--- Data provided ---

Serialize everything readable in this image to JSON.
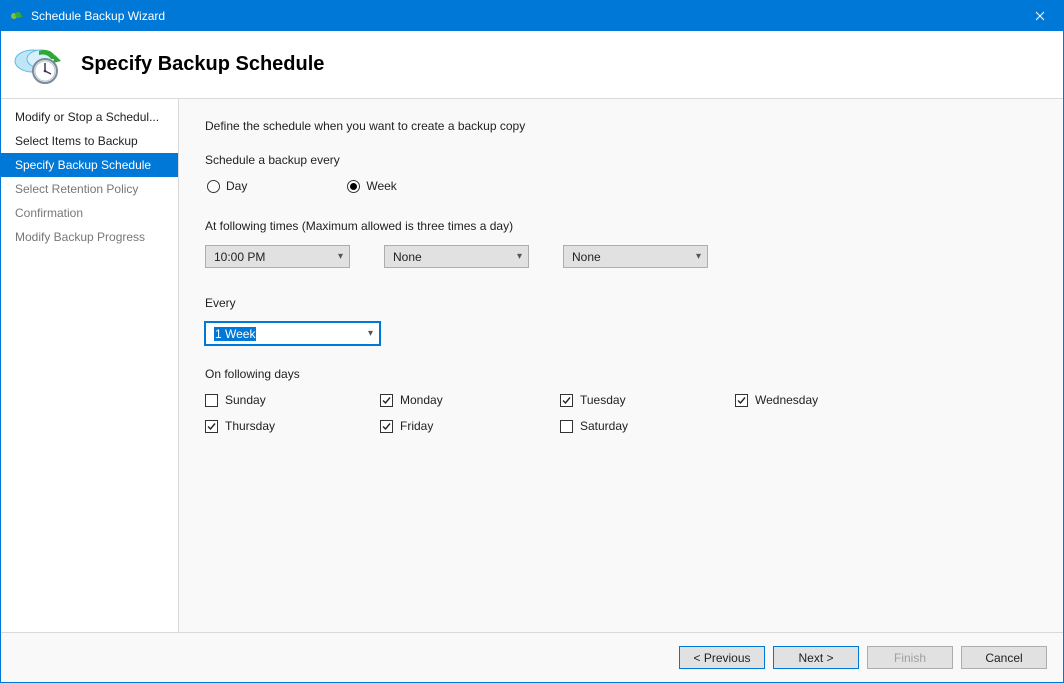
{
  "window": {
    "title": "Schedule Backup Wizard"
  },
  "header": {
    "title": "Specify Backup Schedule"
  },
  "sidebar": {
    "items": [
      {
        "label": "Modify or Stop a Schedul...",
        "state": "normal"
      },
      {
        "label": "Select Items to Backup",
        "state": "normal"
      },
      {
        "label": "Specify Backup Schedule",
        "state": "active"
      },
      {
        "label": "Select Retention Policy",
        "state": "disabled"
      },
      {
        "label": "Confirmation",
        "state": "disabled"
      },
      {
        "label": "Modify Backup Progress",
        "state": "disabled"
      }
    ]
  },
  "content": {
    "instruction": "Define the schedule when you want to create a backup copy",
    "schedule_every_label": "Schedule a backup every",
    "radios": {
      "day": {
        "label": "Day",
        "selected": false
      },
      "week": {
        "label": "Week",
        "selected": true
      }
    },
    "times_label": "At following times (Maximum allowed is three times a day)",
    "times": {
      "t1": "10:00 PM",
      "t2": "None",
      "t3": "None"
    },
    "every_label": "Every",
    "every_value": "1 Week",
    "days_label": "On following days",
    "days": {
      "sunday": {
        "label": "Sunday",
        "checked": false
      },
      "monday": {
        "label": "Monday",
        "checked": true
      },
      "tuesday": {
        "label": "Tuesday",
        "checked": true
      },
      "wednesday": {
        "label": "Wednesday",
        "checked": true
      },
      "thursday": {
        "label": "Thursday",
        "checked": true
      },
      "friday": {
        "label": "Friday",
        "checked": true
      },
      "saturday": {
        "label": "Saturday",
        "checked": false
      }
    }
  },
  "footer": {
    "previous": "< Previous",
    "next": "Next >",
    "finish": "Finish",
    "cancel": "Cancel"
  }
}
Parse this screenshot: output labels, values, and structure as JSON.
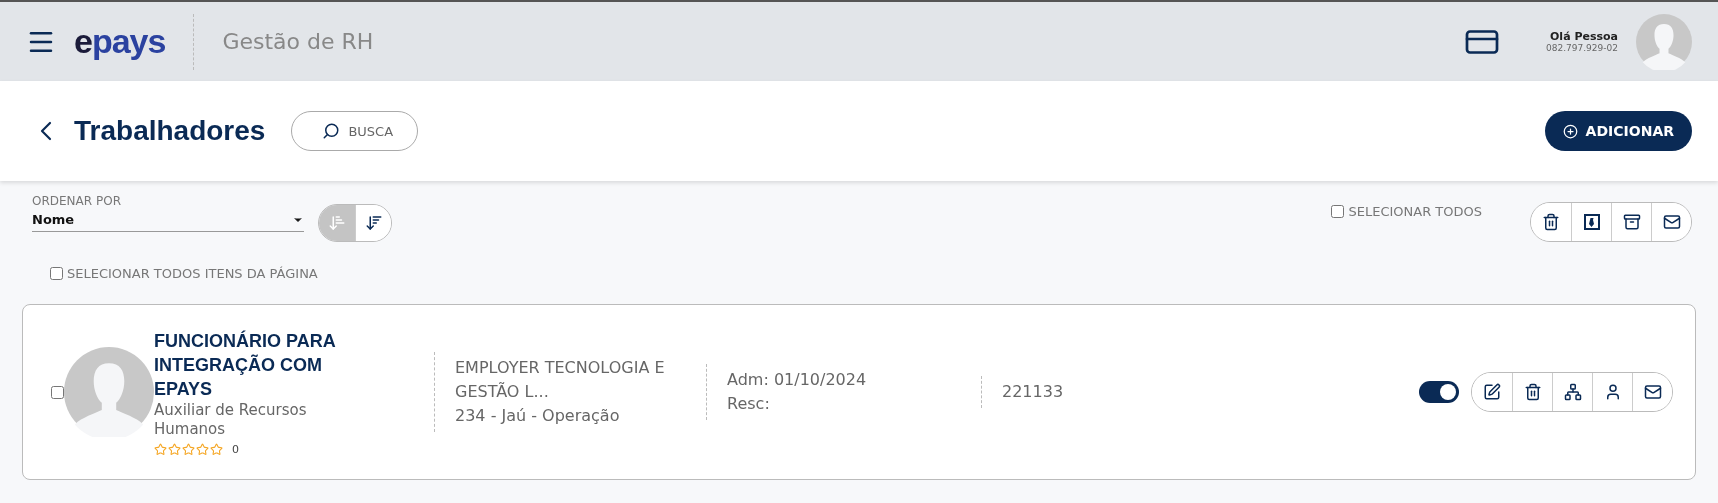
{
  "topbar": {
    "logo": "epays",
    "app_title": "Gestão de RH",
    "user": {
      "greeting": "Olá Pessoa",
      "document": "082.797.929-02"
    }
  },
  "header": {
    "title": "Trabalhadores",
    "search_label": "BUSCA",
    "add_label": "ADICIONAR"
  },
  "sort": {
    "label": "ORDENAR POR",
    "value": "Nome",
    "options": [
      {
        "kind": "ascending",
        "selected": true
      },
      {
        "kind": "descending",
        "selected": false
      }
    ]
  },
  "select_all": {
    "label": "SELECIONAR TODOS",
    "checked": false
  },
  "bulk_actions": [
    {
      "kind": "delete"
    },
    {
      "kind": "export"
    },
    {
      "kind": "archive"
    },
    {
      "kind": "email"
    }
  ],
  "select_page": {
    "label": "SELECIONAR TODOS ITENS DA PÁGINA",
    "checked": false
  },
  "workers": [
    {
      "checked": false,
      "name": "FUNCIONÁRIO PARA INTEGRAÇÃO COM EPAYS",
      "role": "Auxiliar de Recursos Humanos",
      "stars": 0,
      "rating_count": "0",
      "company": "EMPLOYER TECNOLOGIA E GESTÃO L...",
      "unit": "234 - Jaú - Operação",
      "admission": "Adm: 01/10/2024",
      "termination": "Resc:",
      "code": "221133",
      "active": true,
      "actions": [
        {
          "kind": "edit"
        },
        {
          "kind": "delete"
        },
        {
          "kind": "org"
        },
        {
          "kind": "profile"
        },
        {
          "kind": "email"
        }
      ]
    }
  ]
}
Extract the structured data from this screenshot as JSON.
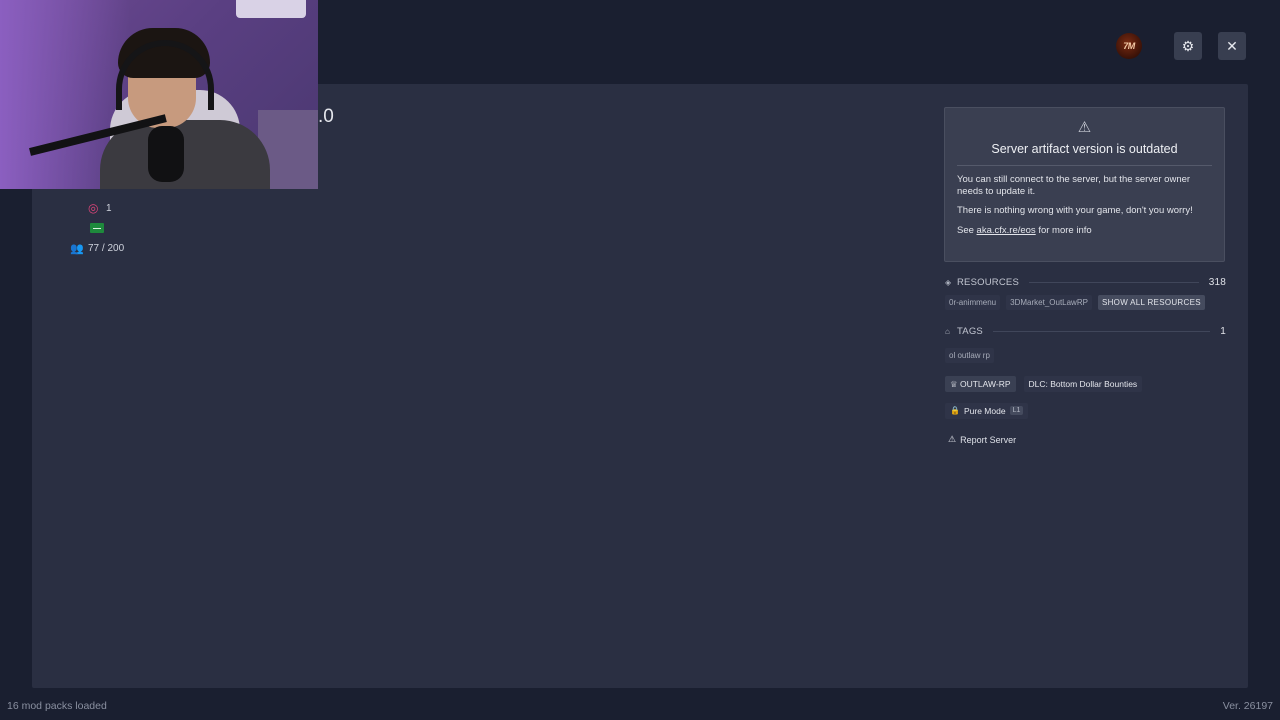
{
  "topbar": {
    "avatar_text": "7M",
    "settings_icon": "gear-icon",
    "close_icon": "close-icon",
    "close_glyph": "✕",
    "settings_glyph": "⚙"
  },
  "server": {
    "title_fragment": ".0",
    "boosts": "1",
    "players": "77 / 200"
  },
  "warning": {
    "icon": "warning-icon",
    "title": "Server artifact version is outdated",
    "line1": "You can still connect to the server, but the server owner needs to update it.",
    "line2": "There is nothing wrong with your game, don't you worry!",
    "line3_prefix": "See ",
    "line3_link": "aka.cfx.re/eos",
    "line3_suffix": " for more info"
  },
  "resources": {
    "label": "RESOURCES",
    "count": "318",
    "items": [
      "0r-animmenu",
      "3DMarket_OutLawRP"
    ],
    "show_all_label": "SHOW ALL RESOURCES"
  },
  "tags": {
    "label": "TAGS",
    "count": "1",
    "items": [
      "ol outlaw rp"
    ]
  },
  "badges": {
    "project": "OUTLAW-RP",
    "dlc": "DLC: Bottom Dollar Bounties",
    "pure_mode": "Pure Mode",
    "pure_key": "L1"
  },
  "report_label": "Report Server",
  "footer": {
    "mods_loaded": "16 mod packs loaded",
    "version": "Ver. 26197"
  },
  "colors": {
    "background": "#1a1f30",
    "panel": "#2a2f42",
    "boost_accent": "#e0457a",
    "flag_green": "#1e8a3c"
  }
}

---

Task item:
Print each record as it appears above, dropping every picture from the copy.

Answer below:
Serialize everything readable in this image to JSON.
{
  "window": {
    "title": "Schedule Backup Wizard"
  },
  "header": {
    "title": "Specify Backup Schedule"
  },
  "sidebar": {
    "items": [
      {
        "label": "Modify or Stop a Schedul...",
        "state": "normal"
      },
      {
        "label": "Select Items to Backup",
        "state": "normal"
      },
      {
        "label": "Specify Backup Schedule",
        "state": "active"
      },
      {
        "label": "Select Retention Policy",
        "state": "disabled"
      },
      {
        "label": "Confirmation",
        "state": "disabled"
      },
      {
        "label": "Modify Backup Progress",
        "state": "disabled"
      }
    ]
  },
  "content": {
    "instruction": "Define the schedule when you want to create a backup copy",
    "schedule_every_label": "Schedule a backup every",
    "radios": {
      "day": {
        "label": "Day",
        "selected": false
      },
      "week": {
        "label": "Week",
        "selected": true
      }
    },
    "times_label": "At following times (Maximum allowed is three times a day)",
    "times": {
      "t1": "10:00 PM",
      "t2": "None",
      "t3": "None"
    },
    "every_label": "Every",
    "every_value": "1 Week",
    "days_label": "On following days",
    "days": {
      "sunday": {
        "label": "Sunday",
        "checked": false
      },
      "monday": {
        "label": "Monday",
        "checked": true
      },
      "tuesday": {
        "label": "Tuesday",
        "checked": true
      },
      "wednesday": {
        "label": "Wednesday",
        "checked": true
      },
      "thursday": {
        "label": "Thursday",
        "checked": true
      },
      "friday": {
        "label": "Friday",
        "checked": true
      },
      "saturday": {
        "label": "Saturday",
        "checked": false
      }
    }
  },
  "footer": {
    "previous": "< Previous",
    "next": "Next >",
    "finish": "Finish",
    "cancel": "Cancel"
  }
}
Parse this screenshot: output labels, values, and structure as JSON.
{
  "topbar": {
    "logo": "epays",
    "app_title": "Gestão de RH",
    "user": {
      "greeting": "Olá Pessoa",
      "document": "082.797.929-02"
    }
  },
  "header": {
    "title": "Trabalhadores",
    "search_label": "BUSCA",
    "add_label": "ADICIONAR"
  },
  "sort": {
    "label": "ORDENAR POR",
    "value": "Nome",
    "options": [
      {
        "kind": "ascending",
        "selected": true
      },
      {
        "kind": "descending",
        "selected": false
      }
    ]
  },
  "select_all": {
    "label": "SELECIONAR TODOS",
    "checked": false
  },
  "bulk_actions": [
    {
      "kind": "delete"
    },
    {
      "kind": "export"
    },
    {
      "kind": "archive"
    },
    {
      "kind": "email"
    }
  ],
  "select_page": {
    "label": "SELECIONAR TODOS ITENS DA PÁGINA",
    "checked": false
  },
  "workers": [
    {
      "checked": false,
      "name": "FUNCIONÁRIO PARA INTEGRAÇÃO COM EPAYS",
      "role": "Auxiliar de Recursos Humanos",
      "stars": 0,
      "rating_count": "0",
      "company": "EMPLOYER TECNOLOGIA E GESTÃO L...",
      "unit": "234 - Jaú - Operação",
      "admission": "Adm: 01/10/2024",
      "termination": "Resc:",
      "code": "221133",
      "active": true,
      "actions": [
        {
          "kind": "edit"
        },
        {
          "kind": "delete"
        },
        {
          "kind": "org"
        },
        {
          "kind": "profile"
        },
        {
          "kind": "email"
        }
      ]
    }
  ]
}
Extract the structured data from this screenshot as JSON.
{
  "topbar": {
    "avatar_text": "7M",
    "settings_icon": "gear-icon",
    "close_icon": "close-icon",
    "close_glyph": "✕",
    "settings_glyph": "⚙"
  },
  "server": {
    "title_fragment": ".0",
    "boosts": "1",
    "players": "77 / 200"
  },
  "warning": {
    "icon": "warning-icon",
    "title": "Server artifact version is outdated",
    "line1": "You can still connect to the server, but the server owner needs to update it.",
    "line2": "There is nothing wrong with your game, don't you worry!",
    "line3_prefix": "See ",
    "line3_link": "aka.cfx.re/eos",
    "line3_suffix": " for more info"
  },
  "resources": {
    "label": "RESOURCES",
    "count": "318",
    "items": [
      "0r-animmenu",
      "3DMarket_OutLawRP"
    ],
    "show_all_label": "SHOW ALL RESOURCES"
  },
  "tags": {
    "label": "TAGS",
    "count": "1",
    "items": [
      "ol outlaw rp"
    ]
  },
  "badges": {
    "project": "OUTLAW-RP",
    "dlc": "DLC: Bottom Dollar Bounties",
    "pure_mode": "Pure Mode",
    "pure_key": "L1"
  },
  "report_label": "Report Server",
  "footer": {
    "mods_loaded": "16 mod packs loaded",
    "version": "Ver. 26197"
  },
  "colors": {
    "background": "#1a1f30",
    "panel": "#2a2f42",
    "boost_accent": "#e0457a",
    "flag_green": "#1e8a3c"
  }
}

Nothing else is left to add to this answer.